Octave provides a number of functions for creating special matrix forms. In nearly all cases, it is best to use the built-in functions for this purpose than to try to use other tricks to achieve the same effect.
eye returns an identity matrix. If invoked with a
single scalar argument,
eye returns a square matrix with the
dimension specified. If you supply two scalar arguments,
takes them to be the number of rows and columns. If given a matrix or
eye returns an identity matrix with the same
dimensions as the given argument.
creates an identity matrix with three rows and three columns,
eye (5, 8)
creates an identity matrix with five rows and eight columns, and
eye ([13, 21; 34, 55])
creates an identity matrix with two rows and two columns.
eye expects any scalar arguments you provide to be real
and non-negative. The variables
treat_neg_dim_as_zero control the behavior of
complex and negative arguments. See section User Preferences. Any
non-integer arguments are rounded to the nearest integer value.
There is an ambiguity when these functions are called with a single argument. You may have intended to create a matrix with the same dimensions as another variable, but ended up with something quite different, because the variable that you used as an argument was a scalar instead of a matrix.
For example, if you need to create an identity matrix with the same dimensions as another variable in your program, it is best to use code like this
eye (rows (a), columns (a))
instead of just
unless you know that the variable a will always be a matrix.
rand all work like
eye, except that they fill the resulting matrix with all ones,
all zeros, or a set of random values.
If you need to create a matrix whose values are all the same, you should use an expression like
val_matrix = val * ones (n, m)
rand function also takes some additional arguments that allow
you to control its behavior. For example, the function call
causes the sequence of numbers to be normally distributed. You may also
use an argument of
"uniform" to select a uniform distribution. To
find out what the current distribution is, use an argument of
rand obtains the seed from the system clock, so that
the sequence of random numbers is not the same each time you run Octave.

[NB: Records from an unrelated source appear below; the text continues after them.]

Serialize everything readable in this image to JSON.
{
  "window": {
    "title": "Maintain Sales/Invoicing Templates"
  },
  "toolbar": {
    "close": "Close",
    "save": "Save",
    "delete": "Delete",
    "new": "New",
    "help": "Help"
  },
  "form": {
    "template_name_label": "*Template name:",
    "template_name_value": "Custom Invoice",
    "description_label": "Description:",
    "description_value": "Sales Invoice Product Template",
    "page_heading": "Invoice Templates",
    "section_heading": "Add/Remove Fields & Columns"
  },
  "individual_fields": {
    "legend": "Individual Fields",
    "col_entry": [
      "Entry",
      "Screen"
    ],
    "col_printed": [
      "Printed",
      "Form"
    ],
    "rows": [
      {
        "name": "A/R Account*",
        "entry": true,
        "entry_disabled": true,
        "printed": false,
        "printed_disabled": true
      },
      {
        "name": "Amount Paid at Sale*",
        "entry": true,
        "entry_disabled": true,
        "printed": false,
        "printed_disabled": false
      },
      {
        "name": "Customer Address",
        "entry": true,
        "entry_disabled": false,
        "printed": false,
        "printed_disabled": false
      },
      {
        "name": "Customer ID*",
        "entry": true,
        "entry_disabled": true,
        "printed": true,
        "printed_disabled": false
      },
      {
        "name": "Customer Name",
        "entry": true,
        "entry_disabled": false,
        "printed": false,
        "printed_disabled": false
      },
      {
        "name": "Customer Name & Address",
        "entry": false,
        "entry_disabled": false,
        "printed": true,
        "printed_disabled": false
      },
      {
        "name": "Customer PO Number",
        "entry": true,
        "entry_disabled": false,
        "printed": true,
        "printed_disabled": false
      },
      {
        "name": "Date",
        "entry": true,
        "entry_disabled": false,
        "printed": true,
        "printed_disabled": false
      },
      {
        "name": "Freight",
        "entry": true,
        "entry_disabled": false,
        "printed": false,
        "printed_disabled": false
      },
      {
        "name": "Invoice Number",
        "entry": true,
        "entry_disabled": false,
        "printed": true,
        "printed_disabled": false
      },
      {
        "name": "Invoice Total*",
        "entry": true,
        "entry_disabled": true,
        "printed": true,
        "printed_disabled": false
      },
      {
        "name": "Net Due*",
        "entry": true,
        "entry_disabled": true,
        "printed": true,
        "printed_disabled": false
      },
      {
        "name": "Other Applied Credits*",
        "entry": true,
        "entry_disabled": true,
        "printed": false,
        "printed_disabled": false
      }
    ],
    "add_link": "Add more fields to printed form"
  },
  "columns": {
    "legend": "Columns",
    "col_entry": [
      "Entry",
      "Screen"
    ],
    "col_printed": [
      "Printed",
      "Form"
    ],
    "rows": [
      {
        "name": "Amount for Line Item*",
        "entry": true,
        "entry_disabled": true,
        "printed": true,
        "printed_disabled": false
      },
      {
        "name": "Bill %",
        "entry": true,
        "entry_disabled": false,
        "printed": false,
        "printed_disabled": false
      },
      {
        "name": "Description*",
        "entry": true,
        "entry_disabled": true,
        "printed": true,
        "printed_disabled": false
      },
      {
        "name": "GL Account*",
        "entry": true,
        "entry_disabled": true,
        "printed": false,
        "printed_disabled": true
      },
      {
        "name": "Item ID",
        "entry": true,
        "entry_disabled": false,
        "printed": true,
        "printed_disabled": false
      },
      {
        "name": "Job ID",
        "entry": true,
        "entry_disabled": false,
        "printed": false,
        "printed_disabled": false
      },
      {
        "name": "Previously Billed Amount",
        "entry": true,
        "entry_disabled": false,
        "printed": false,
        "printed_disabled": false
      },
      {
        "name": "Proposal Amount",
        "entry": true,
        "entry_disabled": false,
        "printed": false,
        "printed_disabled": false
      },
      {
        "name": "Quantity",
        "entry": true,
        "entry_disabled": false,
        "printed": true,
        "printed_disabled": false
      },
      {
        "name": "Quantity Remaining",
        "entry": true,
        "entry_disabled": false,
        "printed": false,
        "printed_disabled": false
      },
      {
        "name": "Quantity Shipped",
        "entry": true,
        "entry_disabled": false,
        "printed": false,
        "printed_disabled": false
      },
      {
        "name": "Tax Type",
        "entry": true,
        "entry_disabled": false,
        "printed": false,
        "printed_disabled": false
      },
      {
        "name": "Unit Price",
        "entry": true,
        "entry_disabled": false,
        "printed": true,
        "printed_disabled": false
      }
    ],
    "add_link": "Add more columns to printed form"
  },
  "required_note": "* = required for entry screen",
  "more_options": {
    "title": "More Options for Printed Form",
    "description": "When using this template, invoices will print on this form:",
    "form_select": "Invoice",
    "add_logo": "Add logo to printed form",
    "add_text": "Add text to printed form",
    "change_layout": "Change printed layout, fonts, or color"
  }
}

If you really do need for to reproduce a sequence of numbers exactly,
you can set the seed to a specific value. For example, the function call
rand ("seed", 13)
sets the seed to the number 13. To see what the current seed is, use
If it is invoked without arguments,
rand returns a
single element of a random sequence.
rand function uses Fortran code from RANLIB, a library
of fortran routines for random number generation, compiled by Barry W.
Brown and James Lovato of the Department of Biomathematics at The
University of Texas, M.D. Anderson Cancer Center, Houston, TX 77030.
To create a diagonal matrix with vector v on diagonal k, use the function diag (v, k). The second argument is optional. If it is positive, the vector is placed on the k-th super-diagonal. If it is negative, it is placed on the -k-th sub-diagonal. The default value of k is 0, and the vector is placed on the main diagonal. For example,
octave:13> diag ([1, 2, 3], 1) ans = 0 1 0 0 0 0 2 0 0 0 0 3 0 0 0 0
logspace make it very easy to
create vectors with evenly or logarithmically spaced elements. For
linspace (base, limit, n)
creates a vector with n (n greater than 2) linearly spaced elements between base and limit. The base and limit are always included in the range. If base is greater than limit, the elements are stored in decreasing order. If the number of points is not specified, a value of 100 is used.
logspace is similar to
linspace except that
the values are logarithmically spaced.
If limit is equal to the points are between not in order to be compatible with the corresponding MATLAB function.
The following functions return famous matrix forms.
hankel (c, r)
inverse (hilb (n)), which suffers from the ill-conditioning of the Hilbert matrix, and the finite precision of your computer's floating point arithmetic.
toeplitz (c, r)